In March this year, Congo’s newly elected president, Felix Tshisekedi, freed 700 political prisoners who were detained by his predecessor, Joseph Kabila. In Sudan, former President Omar al-Bashir ordered, on International Women’s Day, the release of women political prisoners detained during protests that have rocked Sudan since December 2018.
That was not enough to quell public unrest as protest continued. Giving into pressure, the military suspended the constitution and arrested al- Bashir on April 11. But talks between the opposition and the military stalled after the two parties failed to reach an agreement on the transition to civilian rule. The opposition has accused Egypt, United Arabs Emirates and Saudi Arabia of interfering.
On May 13, Sudan’s prosecutor announced that Omar al-Bashir had been charged with the killing of protestors. This came few weeks after the prosecutor had ordered al-Bashir to be interrogated for money laundering and financing terrorism. Al-Bashir is also wanted by the International Criminal Court for genocide and war crimes and genocide in Darfur, where some 300,000 were killed.
June 3 marked the worst violence in the crisis as the country’s infamous Rapid Support Forces — formerly the Janjaweed militia that brutalized Darfur — attacked and burned down the protesters’ camp, killing at least 30. As a result, the African Union suspended Sudan’s membership, but condemnations of violence by the United Nations, Britain, Norway and the US seem to have fallen on deaf ears in Khartoum. While the ruling military council and the opposition did sign a deal on July 17 agreeing on a transitional period to full civilian rule, whether the army will relinquish its three-decade hold on power is still under question.
This all makes for a grim picture of human rights and African democracy. But people are becoming more empowered and positively aggressive, getting their voices back and ready to risk it all to keep the leaders in check. Across the continent, Africans — especially the younger generation — have united thanks to the use of internet and cross-border university enrollment, finding that they may be fighting the same cause.
With a youth population of 226 million, Africa seems to be headed in the right direction when it comes to political reform. The long wait for democracy could be nearing its goal in the next decades after almost a century of dangerous, hard work and resistance by previous generations.
Africa’s young people can see that the old guard failed to make any meaningful changes to benefit the continent. Recently, youths in Algeria and France played a major role in ousting President Abdelaziz Bouteflika, who had ruled for two decades and was planning to run for the presidency in the April elections before giving in to protests. It is now only a matter of time. In the next two decades, most of the long-serving “African presidents for life” will not be in power, driven out not by age but by demands for change and a brighter future by the youth. As witnessed in Uganda, Algeria and Sudan, among others, the continent is suddenly very alert.

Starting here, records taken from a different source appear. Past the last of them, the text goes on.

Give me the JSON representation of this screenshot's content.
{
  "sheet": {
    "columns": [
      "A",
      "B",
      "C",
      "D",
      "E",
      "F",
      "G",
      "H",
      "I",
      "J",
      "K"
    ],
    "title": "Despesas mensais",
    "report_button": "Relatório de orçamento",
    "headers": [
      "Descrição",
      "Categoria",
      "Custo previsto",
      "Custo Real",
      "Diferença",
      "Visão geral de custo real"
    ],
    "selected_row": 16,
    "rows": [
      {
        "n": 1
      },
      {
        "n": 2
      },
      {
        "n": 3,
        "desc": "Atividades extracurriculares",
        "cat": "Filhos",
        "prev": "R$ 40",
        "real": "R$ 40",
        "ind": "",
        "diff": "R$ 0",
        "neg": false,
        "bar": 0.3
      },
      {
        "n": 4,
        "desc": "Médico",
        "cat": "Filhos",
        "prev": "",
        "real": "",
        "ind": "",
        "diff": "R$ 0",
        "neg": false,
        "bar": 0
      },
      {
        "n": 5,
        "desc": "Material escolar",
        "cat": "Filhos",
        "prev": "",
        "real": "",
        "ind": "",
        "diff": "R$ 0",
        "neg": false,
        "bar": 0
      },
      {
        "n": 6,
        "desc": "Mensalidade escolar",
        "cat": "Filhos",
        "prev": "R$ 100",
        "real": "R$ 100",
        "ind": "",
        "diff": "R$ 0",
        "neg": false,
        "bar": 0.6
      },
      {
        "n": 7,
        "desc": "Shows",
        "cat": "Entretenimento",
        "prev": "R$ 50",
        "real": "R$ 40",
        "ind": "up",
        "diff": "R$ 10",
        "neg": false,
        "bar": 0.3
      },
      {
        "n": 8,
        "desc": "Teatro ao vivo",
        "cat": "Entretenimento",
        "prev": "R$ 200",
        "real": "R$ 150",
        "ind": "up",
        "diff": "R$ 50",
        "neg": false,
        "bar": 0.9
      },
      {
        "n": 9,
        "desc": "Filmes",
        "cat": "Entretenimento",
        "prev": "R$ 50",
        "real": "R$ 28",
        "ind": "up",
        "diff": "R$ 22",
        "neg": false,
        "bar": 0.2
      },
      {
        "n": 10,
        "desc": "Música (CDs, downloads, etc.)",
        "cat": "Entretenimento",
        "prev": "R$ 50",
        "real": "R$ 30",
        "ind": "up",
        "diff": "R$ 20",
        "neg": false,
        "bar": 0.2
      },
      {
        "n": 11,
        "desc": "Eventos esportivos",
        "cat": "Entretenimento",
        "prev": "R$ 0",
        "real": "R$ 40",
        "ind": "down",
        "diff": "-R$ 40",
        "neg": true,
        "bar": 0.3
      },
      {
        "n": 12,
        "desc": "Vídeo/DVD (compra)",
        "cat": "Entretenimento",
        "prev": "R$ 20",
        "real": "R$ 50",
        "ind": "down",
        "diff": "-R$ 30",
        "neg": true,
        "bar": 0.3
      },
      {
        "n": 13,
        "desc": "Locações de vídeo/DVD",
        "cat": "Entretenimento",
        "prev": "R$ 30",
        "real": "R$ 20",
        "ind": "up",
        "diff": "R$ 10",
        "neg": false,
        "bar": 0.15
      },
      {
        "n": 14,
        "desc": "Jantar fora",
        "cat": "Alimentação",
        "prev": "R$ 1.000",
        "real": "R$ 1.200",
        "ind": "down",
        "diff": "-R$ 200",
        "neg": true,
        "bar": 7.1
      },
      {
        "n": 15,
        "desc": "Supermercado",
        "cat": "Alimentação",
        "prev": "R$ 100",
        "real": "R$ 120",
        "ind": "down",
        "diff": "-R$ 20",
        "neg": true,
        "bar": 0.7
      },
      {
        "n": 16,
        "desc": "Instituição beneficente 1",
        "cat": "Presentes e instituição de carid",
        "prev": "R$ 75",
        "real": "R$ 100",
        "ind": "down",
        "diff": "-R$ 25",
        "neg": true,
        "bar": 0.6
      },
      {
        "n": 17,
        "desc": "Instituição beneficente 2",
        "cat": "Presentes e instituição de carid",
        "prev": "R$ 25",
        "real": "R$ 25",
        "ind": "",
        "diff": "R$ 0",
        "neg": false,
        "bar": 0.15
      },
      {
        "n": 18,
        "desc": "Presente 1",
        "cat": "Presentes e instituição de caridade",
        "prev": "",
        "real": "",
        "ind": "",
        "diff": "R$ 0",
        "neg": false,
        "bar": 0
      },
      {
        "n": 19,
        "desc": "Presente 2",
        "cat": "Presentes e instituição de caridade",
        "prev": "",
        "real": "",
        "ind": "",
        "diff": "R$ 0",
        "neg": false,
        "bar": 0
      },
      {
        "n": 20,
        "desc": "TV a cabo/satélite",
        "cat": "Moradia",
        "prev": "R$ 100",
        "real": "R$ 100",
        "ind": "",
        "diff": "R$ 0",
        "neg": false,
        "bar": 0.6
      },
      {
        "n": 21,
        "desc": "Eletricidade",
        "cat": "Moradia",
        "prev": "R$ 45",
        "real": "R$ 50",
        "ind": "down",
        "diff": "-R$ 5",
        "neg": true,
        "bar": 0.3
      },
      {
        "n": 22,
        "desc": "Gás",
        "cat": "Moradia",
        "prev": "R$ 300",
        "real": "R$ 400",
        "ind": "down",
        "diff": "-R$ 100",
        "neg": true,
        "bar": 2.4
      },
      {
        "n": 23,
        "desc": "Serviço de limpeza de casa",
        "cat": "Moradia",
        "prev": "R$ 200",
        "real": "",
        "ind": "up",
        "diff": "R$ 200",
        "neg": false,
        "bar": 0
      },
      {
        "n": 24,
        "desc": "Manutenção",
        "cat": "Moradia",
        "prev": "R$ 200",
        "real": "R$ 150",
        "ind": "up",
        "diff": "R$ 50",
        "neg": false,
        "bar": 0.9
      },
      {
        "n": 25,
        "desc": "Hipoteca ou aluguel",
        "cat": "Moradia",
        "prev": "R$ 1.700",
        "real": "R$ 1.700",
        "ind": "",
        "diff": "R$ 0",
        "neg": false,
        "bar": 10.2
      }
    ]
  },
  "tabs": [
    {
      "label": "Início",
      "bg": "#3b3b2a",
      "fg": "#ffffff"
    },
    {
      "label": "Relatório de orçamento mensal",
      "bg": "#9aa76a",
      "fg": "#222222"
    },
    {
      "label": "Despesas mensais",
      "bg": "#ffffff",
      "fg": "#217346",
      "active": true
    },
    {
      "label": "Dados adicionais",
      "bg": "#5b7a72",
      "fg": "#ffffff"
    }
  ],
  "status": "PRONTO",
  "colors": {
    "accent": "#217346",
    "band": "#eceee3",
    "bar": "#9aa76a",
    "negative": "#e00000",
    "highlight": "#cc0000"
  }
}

For the first time in history, an African president, South Africa’s Jacob Zuma, was forced to resign and is currently under official inquiry for corruption. Although there is still work to be done for democracy across the continent, Africa is on its way.
The views expressed in this article are the author’s own and do not necessarily reflect Fair Observer’s editorial policy.